#89: Post by timo888 »

Psyd wrote: ... The point that I've been making all along has been that some of it is not rigamarole for the sake of rigamarole but (*sheesh* have I really got to say it yet again!?!) things that actually do make a difference, if not in the cup then in the betterment of our daily routine.
You need to read a little more closely, and not skim. I wrote:
If people ... derive some practical benefit from [these little rituals] (as with your tidy countertop) there's no reason for them to stop doing what they're doing.
Regards
T

Canuck

#90: Post by Canuck »

EDIT* After going home tonight with a plan to try the light tamp, I think I solved my issue. Because I was going to tamp lighter, I thought I should grind one notch finer, I did this, but then decided to tamp as I normally would...the espresso was great! My issue was grind (duh). I followed this shot with a very light tamp, didn't change grind, shot was bad (maybe a finer grind would've worked?). Anyway, with my machine I believe my best chance at a good shot is to select a grind so when the shot extracts it dribles for a while, then the mouse tails kick in, it never gushes, and I cut it at first sign of blonding (1.5-2 oz).

I would appreciate some comments on my situation. In the end I may try tamping differently than I normally do, but thought that I would describe my routine and see if changing tamping is the first place to start. Bit of a long post, but wouldn't you rather help me than continue the back-and-forth with the other home barista :P

Equipment: Brasilia club (I've heard it's similar to a silvia), double basket, rocky dl, reg barber tamper, black cat beans 9 days after roast (I often have other home-roasted blends on the go, including SM Monkey)

Routine:

- 30-60 mins pre-heat
- run a couple of ounces through the group/pf/basket into my espresso cup
- remove basket from PF, dry, put yogurt cup in basket, grind
- dosed by volume, most often the loose coffee sits just above the rim
- use a pin to stir the grinds (if too much coffee, I level with a straight edge)
- light tamp, light nutating tamp, hard tamp
- lock and load
- stop the shot when blonding appears

Result - I really enjoy 1/2 the shots, other 1/2 are drinkable.

I would like to get more consistent shots with the equipment I have. I think I'm executing the routine consistently each time, but for whatever reason the results change. How should I approach this? Tamping, seems to me like an obvious "something I can change and see if it works", but given my equipment, a change in routine may result in a better or worse shot for another reason (hardest thing, I believe, for us with modest equipment). Also, I don't like to play around with changes because I don't have time. One shot a night...try and remember the grind setting for the next day based on today's grind and the results.

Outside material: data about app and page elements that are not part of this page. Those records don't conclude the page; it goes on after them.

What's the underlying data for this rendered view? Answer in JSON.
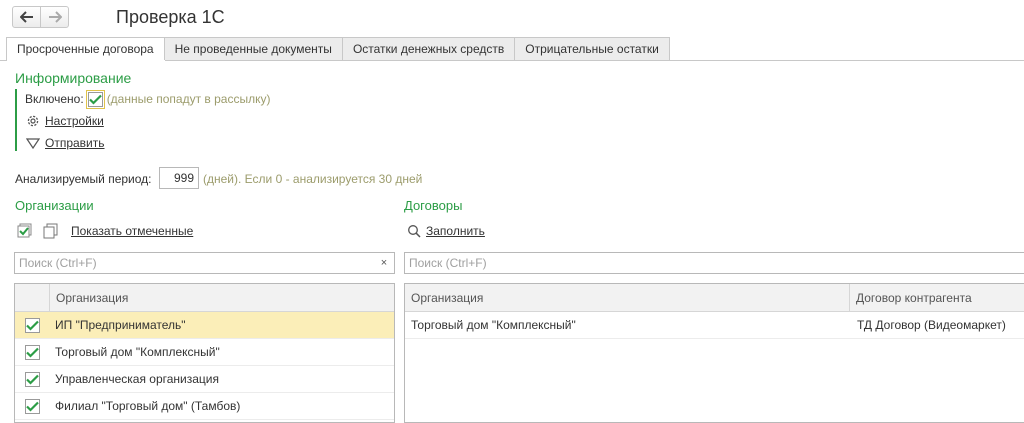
{
  "window": {
    "title": "Проверка 1С"
  },
  "tabs": [
    {
      "label": "Просроченные договора",
      "active": true
    },
    {
      "label": "Не проведенные документы",
      "active": false
    },
    {
      "label": "Остатки денежных средств",
      "active": false
    },
    {
      "label": "Отрицательные остатки",
      "active": false
    }
  ],
  "informing": {
    "title": "Информирование",
    "enabled_label": "Включено:",
    "enabled": true,
    "enabled_hint": "(данные попадут в рассылку)",
    "settings_label": "Настройки",
    "send_label": "Отправить"
  },
  "period": {
    "label": "Анализируемый период:",
    "value": "999",
    "hint": "(дней). Если 0 - анализируется 30 дней"
  },
  "organizations": {
    "title": "Организации",
    "show_checked_label": "Показать отмеченные",
    "search_placeholder": "Поиск (Ctrl+F)",
    "clear_label": "×",
    "column": "Организация",
    "rows": [
      {
        "name": "ИП \"Предприниматель\"",
        "checked": true,
        "selected": true
      },
      {
        "name": "Торговый дом \"Комплексный\"",
        "checked": true,
        "selected": false
      },
      {
        "name": "Управленческая организация",
        "checked": true,
        "selected": false
      },
      {
        "name": "Филиал \"Торговый дом\" (Тамбов)",
        "checked": true,
        "selected": false
      }
    ]
  },
  "contracts": {
    "title": "Договоры",
    "fill_label": "Заполнить",
    "search_placeholder": "Поиск (Ctrl+F)",
    "columns": [
      "Организация",
      "Договор контрагента"
    ],
    "rows": [
      {
        "organization": "Торговый дом \"Комплексный\"",
        "contract": "ТД Договор (Видеомаркет)"
      }
    ]
  },
  "colors": {
    "accent_green": "#2c9d46",
    "selection": "#fbeeb8",
    "hint": "#9c9c6c"
  }
}
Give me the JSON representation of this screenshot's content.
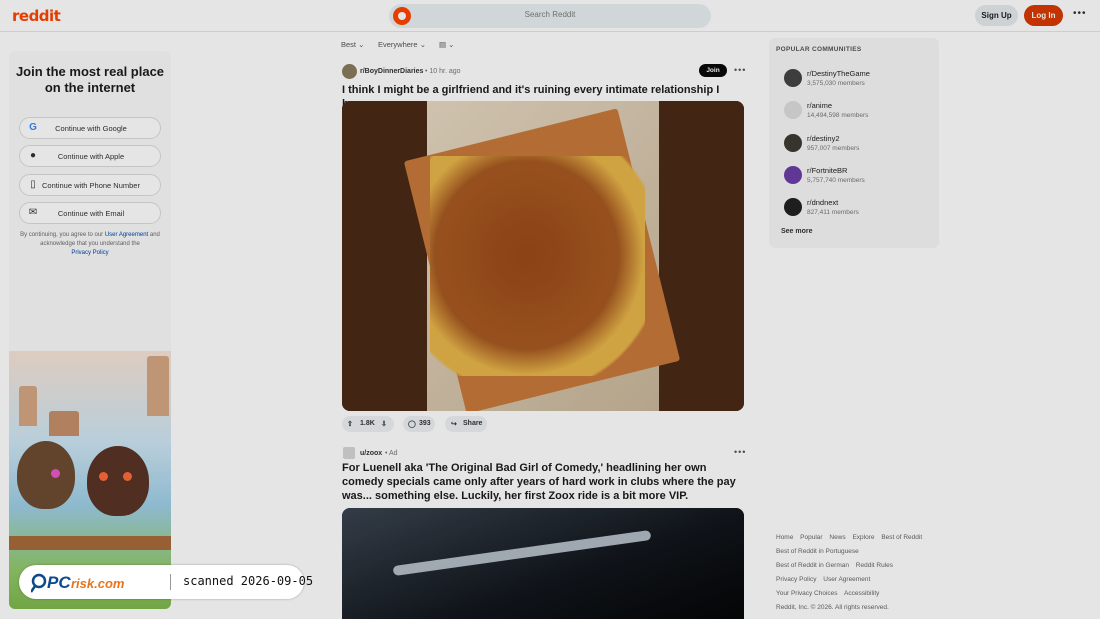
{
  "header": {
    "logo": "reddit",
    "search_placeholder": "Search Reddit",
    "signup_label": "Sign Up",
    "login_label": "Log In",
    "more_icon": "ellipsis-icon",
    "brand_color": "#ff4500"
  },
  "left_panel": {
    "title": "Join the most real place on the internet",
    "buttons": [
      {
        "label": "Continue with Google",
        "icon": "google-icon"
      },
      {
        "label": "Continue with Apple",
        "icon": "apple-icon"
      },
      {
        "label": "Continue with Phone Number",
        "icon": "phone-icon"
      },
      {
        "label": "Continue with Email",
        "icon": "email-icon"
      }
    ],
    "terms_prefix": "By continuing, you agree to our",
    "terms_link": "User Agreement",
    "terms_middle": "and acknowledge that you understand the",
    "privacy_link": "Privacy Policy"
  },
  "feed": {
    "filters": [
      "Best",
      "Everywhere",
      "view-icon"
    ],
    "post1": {
      "subreddit": "r/BoyDinnerDiaries",
      "time": "10 hr. ago",
      "join_label": "Join",
      "title": "I think I might be a girlfriend and it's ruining every intimate relationship I have.",
      "votes": "1.8K",
      "comments": "393",
      "share_label": "Share"
    },
    "post2": {
      "author": "u/zoox",
      "tag": "Ad",
      "title": "For Luenell aka 'The Original Bad Girl of Comedy,' headlining her own comedy specials came only after years of hard work in clubs where the pay was... something else. Luckily, her first Zoox ride is a bit more VIP."
    }
  },
  "right_panel": {
    "title": "POPULAR COMMUNITIES",
    "communities": [
      {
        "name": "r/DestinyTheGame",
        "members": "3,575,030 members"
      },
      {
        "name": "r/anime",
        "members": "14,494,598 members"
      },
      {
        "name": "r/destiny2",
        "members": "957,007 members"
      },
      {
        "name": "r/FortniteBR",
        "members": "5,757,740 members"
      },
      {
        "name": "r/dndnext",
        "members": "827,411 members"
      }
    ],
    "see_more": "See more"
  },
  "footer": {
    "rows": [
      [
        "Home",
        "Popular",
        "News",
        "Explore",
        "Best of Reddit"
      ],
      [
        "Best of Reddit in Portuguese"
      ],
      [
        "Best of Reddit in German",
        "Reddit Rules"
      ],
      [
        "Privacy Policy",
        "User Agreement"
      ],
      [
        "Your Privacy Choices",
        "Accessibility"
      ],
      [
        "Reddit, Inc. © 2026. All rights reserved."
      ]
    ]
  },
  "watermark": {
    "logo_text": "PCrisk.com",
    "scan_text": "scanned 2026-09-05"
  }
}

Also, a specific question - sometimes when doing the light/5# tamp I 'feel' that the coffee isn't distributed evenly, should I re-distribute the grinds at this point and then try the light tamp again? The "try to fix it with the tamper", which I've done, is probably a bad idea :oops:

Thanks.